= TASK PROMPT =
Copy out each line containing "Łącznie" from the entries below.

= GIVEN DATA =
————————
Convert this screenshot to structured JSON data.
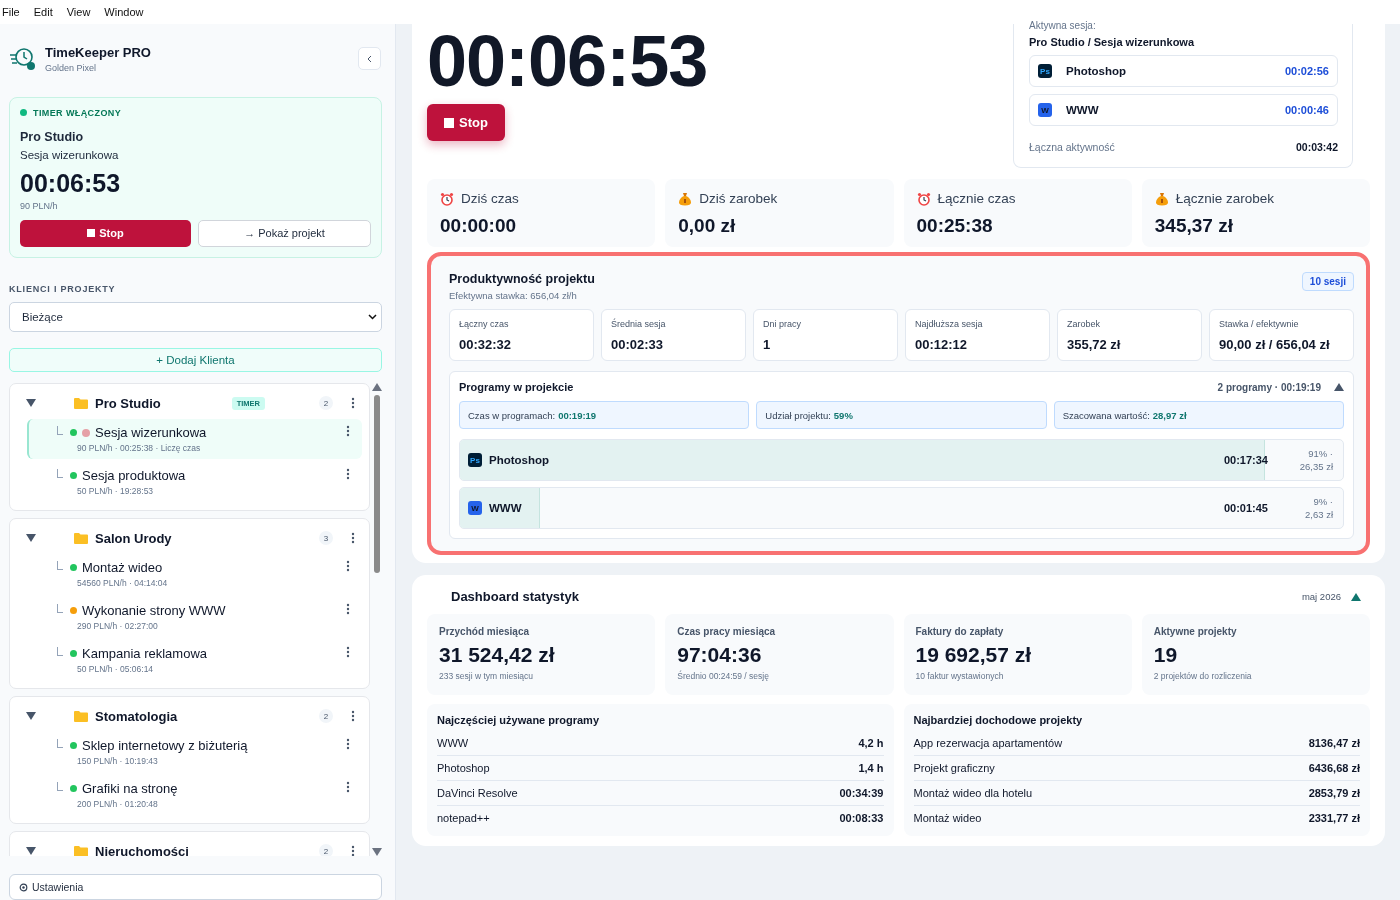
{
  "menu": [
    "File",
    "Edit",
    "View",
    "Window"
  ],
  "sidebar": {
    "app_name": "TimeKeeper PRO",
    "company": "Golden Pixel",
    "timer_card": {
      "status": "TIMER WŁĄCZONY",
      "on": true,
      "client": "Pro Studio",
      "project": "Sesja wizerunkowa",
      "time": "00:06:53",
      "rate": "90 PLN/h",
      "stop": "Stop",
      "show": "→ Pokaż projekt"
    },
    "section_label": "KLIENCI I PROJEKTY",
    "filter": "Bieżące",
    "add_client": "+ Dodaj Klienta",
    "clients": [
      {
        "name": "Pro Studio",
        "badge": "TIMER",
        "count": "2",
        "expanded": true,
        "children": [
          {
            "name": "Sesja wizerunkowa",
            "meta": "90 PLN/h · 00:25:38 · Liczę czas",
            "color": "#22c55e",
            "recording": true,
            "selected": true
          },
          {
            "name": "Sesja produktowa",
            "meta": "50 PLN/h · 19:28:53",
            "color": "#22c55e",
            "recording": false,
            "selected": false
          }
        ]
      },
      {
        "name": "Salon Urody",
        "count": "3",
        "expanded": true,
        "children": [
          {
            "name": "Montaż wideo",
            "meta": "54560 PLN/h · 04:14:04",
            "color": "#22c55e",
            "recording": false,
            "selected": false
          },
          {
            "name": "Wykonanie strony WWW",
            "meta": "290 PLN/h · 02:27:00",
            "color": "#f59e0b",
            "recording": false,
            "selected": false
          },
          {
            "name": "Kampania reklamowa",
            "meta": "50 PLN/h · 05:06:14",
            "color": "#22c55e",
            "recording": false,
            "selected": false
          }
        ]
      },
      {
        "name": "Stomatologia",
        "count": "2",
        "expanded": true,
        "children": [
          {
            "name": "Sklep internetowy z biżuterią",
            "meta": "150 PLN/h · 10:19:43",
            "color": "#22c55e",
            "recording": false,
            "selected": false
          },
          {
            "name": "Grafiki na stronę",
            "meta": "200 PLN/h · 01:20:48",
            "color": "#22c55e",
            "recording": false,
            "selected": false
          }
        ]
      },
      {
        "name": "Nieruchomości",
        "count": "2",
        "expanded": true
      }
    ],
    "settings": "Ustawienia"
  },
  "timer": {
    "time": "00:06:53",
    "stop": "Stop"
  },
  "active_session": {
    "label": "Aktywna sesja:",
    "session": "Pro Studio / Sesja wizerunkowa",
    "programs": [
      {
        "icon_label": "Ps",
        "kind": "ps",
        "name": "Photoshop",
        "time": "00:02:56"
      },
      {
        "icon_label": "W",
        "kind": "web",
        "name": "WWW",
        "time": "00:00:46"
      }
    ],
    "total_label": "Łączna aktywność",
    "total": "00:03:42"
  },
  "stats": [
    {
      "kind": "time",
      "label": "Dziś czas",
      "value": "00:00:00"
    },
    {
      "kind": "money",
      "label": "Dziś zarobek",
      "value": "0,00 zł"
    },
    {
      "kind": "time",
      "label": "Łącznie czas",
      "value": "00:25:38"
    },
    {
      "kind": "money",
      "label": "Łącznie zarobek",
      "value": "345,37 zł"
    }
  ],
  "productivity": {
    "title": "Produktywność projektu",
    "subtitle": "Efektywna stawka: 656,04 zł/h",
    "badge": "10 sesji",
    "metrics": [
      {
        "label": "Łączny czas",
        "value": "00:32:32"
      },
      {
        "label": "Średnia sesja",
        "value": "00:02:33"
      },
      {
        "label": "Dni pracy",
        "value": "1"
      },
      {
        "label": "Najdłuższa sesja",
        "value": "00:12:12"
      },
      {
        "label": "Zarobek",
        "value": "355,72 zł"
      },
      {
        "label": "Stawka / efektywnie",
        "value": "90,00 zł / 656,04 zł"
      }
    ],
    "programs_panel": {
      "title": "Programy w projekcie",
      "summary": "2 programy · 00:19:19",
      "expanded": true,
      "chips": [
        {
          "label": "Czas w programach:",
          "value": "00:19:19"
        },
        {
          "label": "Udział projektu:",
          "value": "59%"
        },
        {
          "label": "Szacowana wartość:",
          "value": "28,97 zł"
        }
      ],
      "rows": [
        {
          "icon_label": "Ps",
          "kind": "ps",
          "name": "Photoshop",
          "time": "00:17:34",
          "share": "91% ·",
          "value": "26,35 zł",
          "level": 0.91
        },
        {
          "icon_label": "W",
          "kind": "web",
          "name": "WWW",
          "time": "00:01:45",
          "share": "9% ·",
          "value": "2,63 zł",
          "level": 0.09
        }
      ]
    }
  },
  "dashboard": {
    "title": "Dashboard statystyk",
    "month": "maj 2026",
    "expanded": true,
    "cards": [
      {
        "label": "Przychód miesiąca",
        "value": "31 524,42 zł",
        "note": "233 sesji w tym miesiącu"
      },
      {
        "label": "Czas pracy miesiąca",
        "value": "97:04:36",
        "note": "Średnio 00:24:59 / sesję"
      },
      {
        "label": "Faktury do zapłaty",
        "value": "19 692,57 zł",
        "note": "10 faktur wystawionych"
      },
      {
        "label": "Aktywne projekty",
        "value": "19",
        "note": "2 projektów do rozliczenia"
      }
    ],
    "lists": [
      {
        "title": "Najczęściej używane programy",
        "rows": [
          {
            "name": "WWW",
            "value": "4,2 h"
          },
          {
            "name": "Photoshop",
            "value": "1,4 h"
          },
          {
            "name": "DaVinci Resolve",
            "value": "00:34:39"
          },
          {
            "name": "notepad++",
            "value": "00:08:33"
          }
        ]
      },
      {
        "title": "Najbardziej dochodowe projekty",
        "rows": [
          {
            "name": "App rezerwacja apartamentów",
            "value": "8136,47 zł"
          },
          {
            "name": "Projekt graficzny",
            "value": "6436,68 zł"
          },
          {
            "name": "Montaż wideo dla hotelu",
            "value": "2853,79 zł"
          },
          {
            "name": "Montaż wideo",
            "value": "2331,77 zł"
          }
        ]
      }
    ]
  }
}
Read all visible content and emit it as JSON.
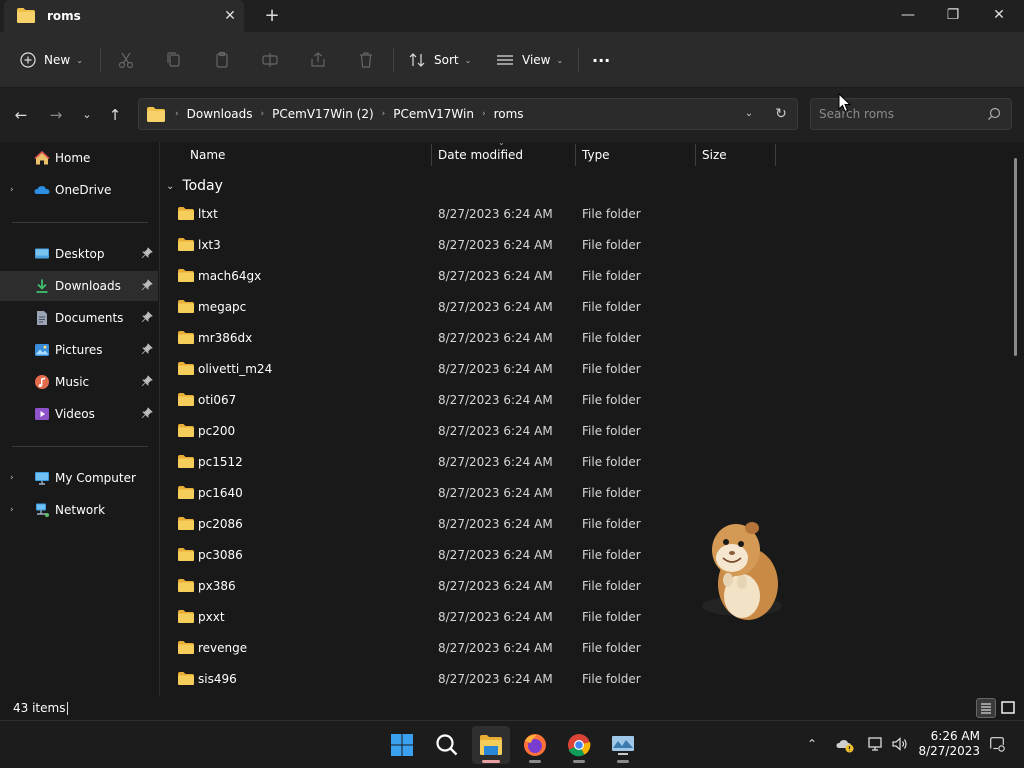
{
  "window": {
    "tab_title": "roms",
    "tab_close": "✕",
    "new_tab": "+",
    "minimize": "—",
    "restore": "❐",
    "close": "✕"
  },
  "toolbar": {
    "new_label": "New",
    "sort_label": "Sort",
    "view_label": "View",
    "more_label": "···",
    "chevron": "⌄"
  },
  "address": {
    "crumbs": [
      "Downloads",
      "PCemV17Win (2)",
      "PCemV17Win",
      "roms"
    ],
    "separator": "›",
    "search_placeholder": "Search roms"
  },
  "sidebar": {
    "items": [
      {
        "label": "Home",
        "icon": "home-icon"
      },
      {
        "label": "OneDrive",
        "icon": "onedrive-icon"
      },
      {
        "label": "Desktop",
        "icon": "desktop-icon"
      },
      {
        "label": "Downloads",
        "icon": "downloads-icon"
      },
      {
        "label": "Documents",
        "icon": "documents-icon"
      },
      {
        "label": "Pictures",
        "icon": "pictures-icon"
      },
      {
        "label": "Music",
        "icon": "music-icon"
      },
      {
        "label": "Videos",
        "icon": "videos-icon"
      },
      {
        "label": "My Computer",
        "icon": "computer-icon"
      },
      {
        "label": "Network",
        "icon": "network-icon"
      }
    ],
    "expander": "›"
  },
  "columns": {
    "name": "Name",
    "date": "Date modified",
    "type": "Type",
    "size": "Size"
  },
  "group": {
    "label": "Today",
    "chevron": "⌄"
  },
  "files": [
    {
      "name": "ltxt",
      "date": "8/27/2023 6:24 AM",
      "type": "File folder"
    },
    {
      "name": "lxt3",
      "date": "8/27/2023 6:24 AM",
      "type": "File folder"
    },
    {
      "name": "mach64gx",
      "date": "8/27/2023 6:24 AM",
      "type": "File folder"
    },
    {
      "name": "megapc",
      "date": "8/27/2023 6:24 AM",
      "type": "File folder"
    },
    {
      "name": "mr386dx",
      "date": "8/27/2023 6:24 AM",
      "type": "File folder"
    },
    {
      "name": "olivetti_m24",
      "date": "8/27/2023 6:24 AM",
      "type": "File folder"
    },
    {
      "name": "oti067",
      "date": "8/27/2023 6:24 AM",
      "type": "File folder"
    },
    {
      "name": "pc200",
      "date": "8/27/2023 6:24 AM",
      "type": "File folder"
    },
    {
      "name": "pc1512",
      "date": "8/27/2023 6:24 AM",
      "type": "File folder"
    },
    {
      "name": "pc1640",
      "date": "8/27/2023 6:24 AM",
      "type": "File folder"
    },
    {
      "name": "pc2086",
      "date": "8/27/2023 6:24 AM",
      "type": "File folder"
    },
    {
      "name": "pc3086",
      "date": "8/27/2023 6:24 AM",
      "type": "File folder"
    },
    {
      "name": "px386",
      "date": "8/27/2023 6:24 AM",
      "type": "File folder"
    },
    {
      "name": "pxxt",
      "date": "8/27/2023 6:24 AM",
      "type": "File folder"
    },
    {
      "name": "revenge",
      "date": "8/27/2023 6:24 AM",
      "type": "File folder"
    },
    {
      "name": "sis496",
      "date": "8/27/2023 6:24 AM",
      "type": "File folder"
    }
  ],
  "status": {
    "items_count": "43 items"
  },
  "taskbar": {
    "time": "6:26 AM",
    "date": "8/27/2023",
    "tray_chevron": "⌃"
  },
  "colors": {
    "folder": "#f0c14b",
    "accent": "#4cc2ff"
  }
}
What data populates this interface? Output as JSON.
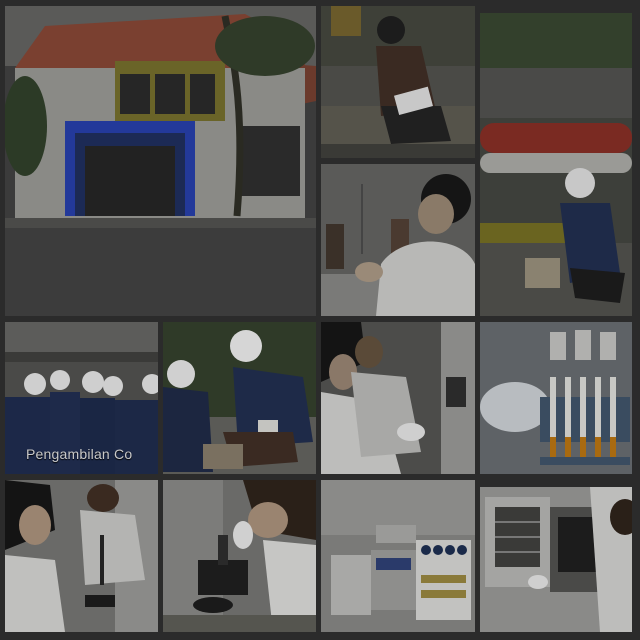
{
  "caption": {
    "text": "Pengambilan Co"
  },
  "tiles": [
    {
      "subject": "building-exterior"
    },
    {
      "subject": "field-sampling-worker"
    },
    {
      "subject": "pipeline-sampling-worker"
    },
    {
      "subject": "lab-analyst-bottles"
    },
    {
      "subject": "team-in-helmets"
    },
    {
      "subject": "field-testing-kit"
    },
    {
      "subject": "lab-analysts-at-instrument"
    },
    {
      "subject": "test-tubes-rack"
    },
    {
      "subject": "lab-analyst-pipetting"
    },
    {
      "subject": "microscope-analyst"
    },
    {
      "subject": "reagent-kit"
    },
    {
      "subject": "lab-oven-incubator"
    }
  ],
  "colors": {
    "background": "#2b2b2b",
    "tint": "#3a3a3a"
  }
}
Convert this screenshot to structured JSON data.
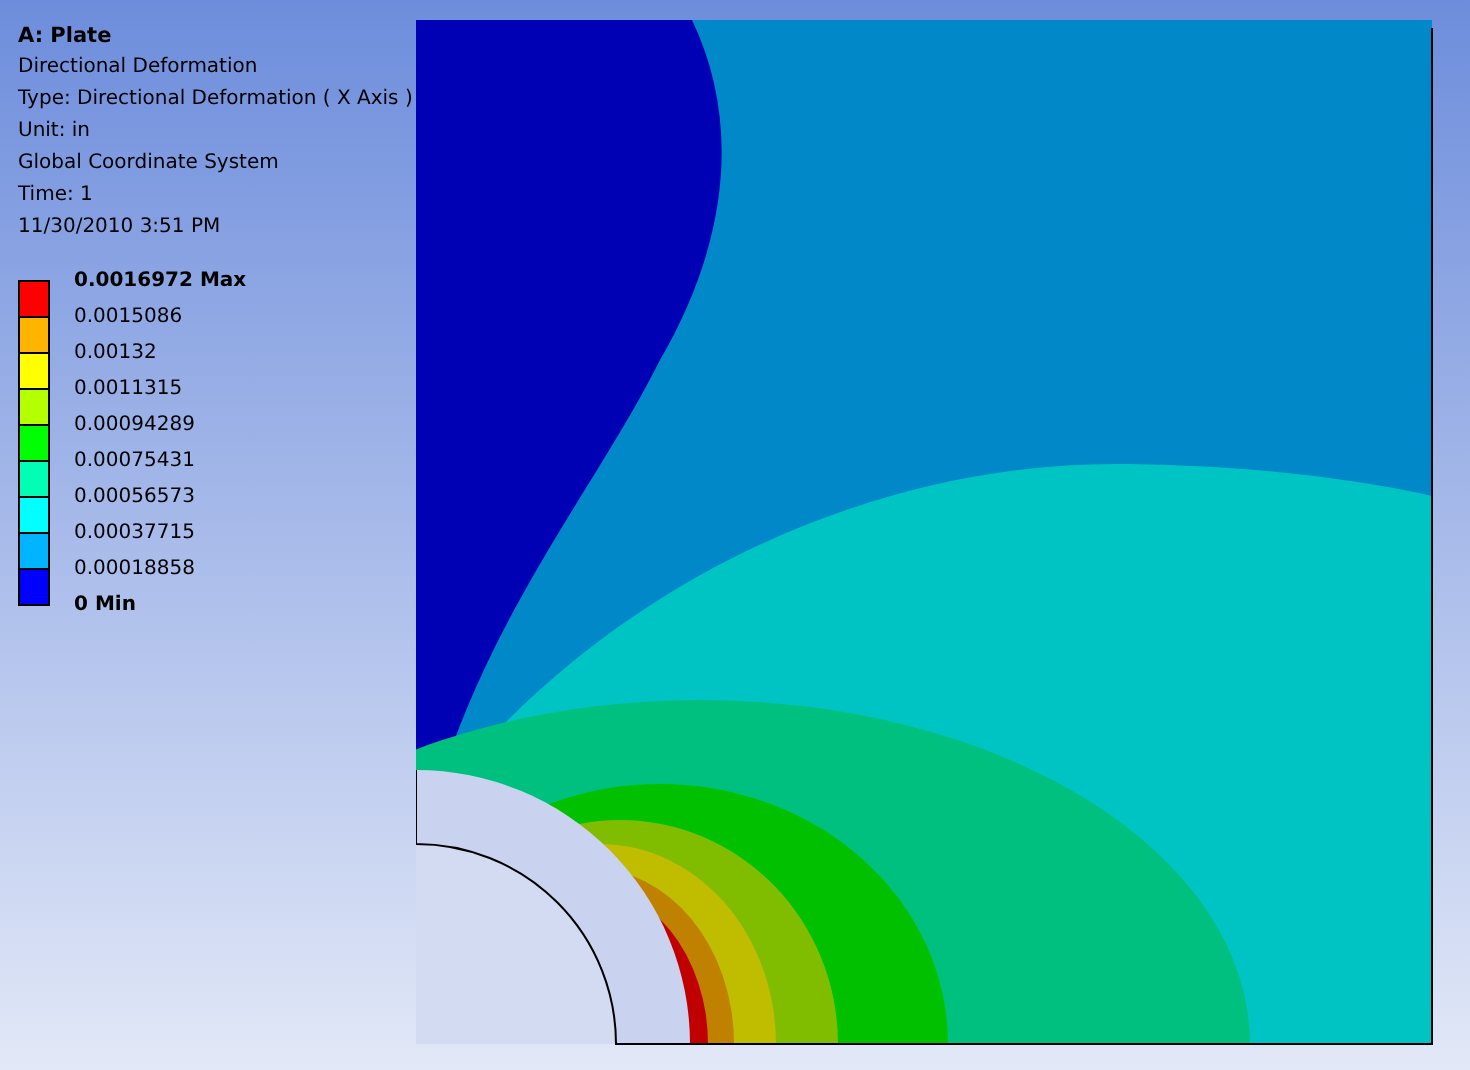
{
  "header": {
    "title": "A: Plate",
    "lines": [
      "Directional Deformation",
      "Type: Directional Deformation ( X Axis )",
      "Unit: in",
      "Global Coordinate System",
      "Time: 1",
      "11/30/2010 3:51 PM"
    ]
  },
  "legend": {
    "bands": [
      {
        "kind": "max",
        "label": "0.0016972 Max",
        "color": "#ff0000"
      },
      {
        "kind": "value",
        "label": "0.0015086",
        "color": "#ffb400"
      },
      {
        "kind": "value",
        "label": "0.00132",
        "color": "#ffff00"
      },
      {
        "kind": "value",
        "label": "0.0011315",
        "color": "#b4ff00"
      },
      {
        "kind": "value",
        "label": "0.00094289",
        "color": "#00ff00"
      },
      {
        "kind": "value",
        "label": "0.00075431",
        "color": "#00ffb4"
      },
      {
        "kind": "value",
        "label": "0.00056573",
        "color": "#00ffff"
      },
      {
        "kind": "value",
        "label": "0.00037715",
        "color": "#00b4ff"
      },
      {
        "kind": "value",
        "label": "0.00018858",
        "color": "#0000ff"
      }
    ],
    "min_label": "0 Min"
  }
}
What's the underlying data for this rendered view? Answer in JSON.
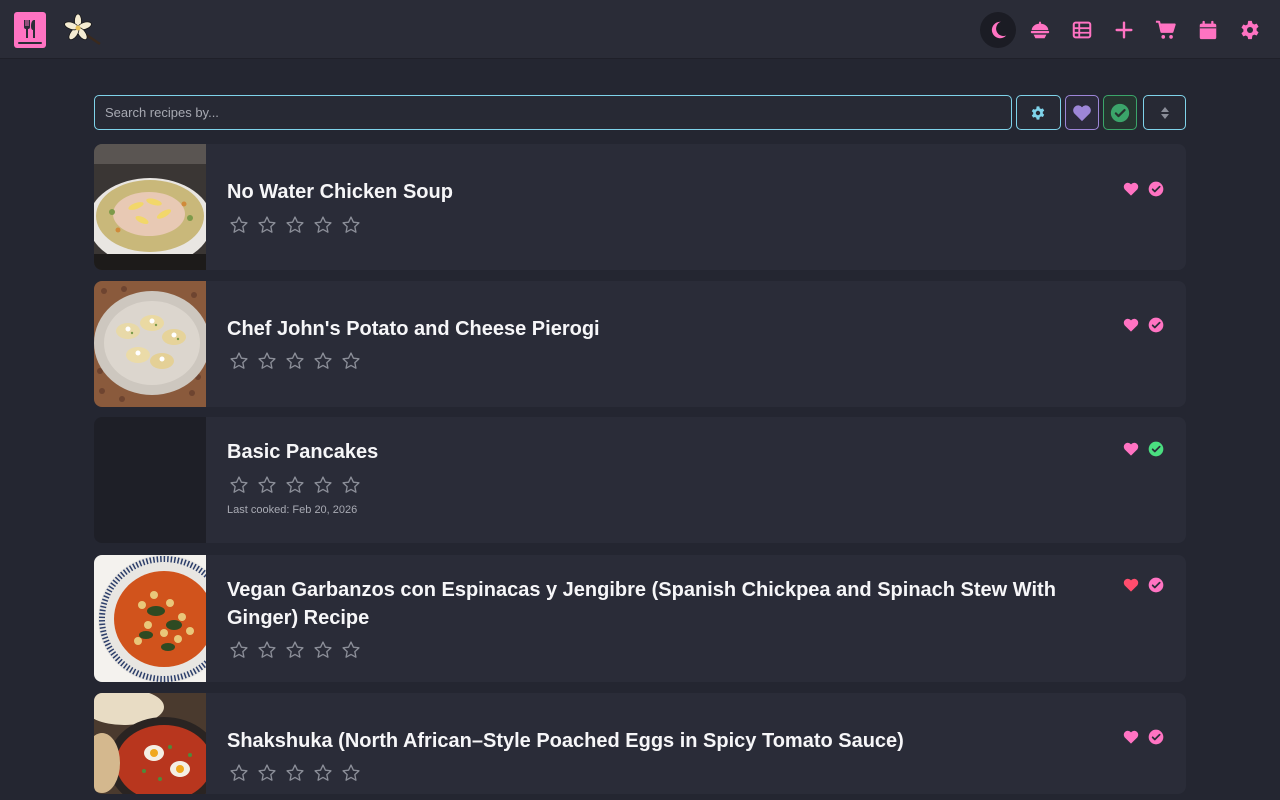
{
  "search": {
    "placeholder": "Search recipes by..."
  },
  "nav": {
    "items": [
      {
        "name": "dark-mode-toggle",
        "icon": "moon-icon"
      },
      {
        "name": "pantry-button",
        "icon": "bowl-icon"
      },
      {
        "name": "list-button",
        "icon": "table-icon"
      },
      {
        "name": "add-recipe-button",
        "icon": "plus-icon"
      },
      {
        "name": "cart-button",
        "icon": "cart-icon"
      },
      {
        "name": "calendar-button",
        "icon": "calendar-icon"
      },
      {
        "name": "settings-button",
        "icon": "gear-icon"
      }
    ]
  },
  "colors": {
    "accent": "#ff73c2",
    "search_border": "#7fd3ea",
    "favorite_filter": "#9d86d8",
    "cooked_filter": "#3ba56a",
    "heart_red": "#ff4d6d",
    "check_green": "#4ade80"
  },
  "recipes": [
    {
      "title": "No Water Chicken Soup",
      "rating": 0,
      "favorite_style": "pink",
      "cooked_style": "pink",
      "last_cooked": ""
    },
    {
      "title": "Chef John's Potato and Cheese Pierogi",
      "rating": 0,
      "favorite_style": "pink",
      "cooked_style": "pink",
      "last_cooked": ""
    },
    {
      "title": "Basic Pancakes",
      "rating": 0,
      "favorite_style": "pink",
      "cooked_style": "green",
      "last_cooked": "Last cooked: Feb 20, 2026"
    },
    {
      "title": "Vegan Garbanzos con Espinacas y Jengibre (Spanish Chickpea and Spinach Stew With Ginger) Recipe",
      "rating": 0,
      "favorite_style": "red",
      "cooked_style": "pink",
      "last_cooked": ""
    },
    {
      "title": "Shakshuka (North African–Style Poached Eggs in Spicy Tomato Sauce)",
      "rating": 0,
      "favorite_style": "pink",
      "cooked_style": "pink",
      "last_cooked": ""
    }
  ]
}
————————
= FINISHED TASK =
      "label": "Łącznie czas",
      "label": "Łącznie zarobek",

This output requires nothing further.